Association of polymorphisms in HSP90AB1 gene with heat tolerance has also been reported in Thai native cattle (Charoensook et al., 2012), Sahiwal and Frieswal cattle (Deb et al., 2014). On the same line, HSF1 gene (Li et al., 2011a), HSP70A1A gene (Li et al., 2011b) and HSBP1 (Wang et al., 2013) in Chinese Holstein cattle have also found to have association with heat tolerance. There are many non HSPs genes also which revealed to undergo changes in expression of response against heat stress. These SNPs could be used as markers in marker assisted selection to developed thermo-tolerant animal in early ages. Further, thermos-tolerant bull can be used for breeding to produce thermal adaptive offspring. Identification of major genes associated with thermo-tolerance helps in selecting animal through marker assisted selection and this will help in producing better progeny which can give better production and reproduction performance in the period when THI is higher.
Production and reproduction in cattle and buffaloes are highly affected by the environmental condition. High ambient temperature and relative humidity leads to heat stress in animals. THI is the best indicator for determining the degree of heat stress on animals which amalgamate both the measures of temperature and humidity. Metabolic rates in animals are highly affected by the increased temperature and humidity which leads to change in normal physiology resulting in decline in performance. Decline in the performance traits results in to huge economic loss in dairy farming which may affect GDP of country as well as global economy. Looking in to the global hue and cry about climate change; to minimize the effect of heat stress for long term, there is urgent requirement of improving the animals genetically against heat stress. There is need to adopt breeding strategy which simultaneously select for high productivity as well as heat tolerance. Breeding strategy may involve the adoption of genetic evaluation of animals with suitable THI models. Many of the genes have been identified to be associated with the heat tolerance or susceptibility, concerted effort is needed to introgress such genes in the susceptible population. Marker assisted selection can be done with polymorphism reported in the associated genes.
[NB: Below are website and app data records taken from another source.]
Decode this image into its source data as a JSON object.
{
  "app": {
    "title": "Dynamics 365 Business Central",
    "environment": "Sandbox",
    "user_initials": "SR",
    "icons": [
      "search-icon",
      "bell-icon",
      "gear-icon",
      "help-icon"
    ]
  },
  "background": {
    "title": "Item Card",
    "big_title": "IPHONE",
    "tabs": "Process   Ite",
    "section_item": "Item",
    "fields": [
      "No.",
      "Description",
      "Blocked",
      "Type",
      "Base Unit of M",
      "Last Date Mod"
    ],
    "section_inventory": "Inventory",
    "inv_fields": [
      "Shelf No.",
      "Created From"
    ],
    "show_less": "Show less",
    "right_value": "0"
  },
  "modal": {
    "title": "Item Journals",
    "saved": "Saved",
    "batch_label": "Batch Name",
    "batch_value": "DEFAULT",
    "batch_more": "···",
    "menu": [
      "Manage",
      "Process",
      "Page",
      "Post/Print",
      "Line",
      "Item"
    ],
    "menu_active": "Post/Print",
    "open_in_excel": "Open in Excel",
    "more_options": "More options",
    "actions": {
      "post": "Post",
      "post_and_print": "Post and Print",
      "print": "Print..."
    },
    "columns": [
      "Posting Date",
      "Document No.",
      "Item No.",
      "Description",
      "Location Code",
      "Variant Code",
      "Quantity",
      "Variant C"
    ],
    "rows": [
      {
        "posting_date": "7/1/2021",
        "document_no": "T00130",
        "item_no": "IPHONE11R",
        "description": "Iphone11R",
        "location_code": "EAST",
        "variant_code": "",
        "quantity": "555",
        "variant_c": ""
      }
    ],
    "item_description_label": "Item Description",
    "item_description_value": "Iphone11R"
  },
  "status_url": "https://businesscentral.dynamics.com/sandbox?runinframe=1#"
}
Global climate change is one of the burning problems, with increase in the world population day by day, it need more animal product to satisfy their wants. To satisfy human needs in the future there is need to increase the animals which are having high productivity in the harsh climatic conditions. For getting maximum production it is required to select animal which are having heat-tolerance gene. Selection of animal which are best performer in harsh climate condition especially in condition where THI is high is most critical and important criteria. In the wake of climate change, application of better breeding strategies and selection of appropriate animals will be helpful in fulfilling human requirements.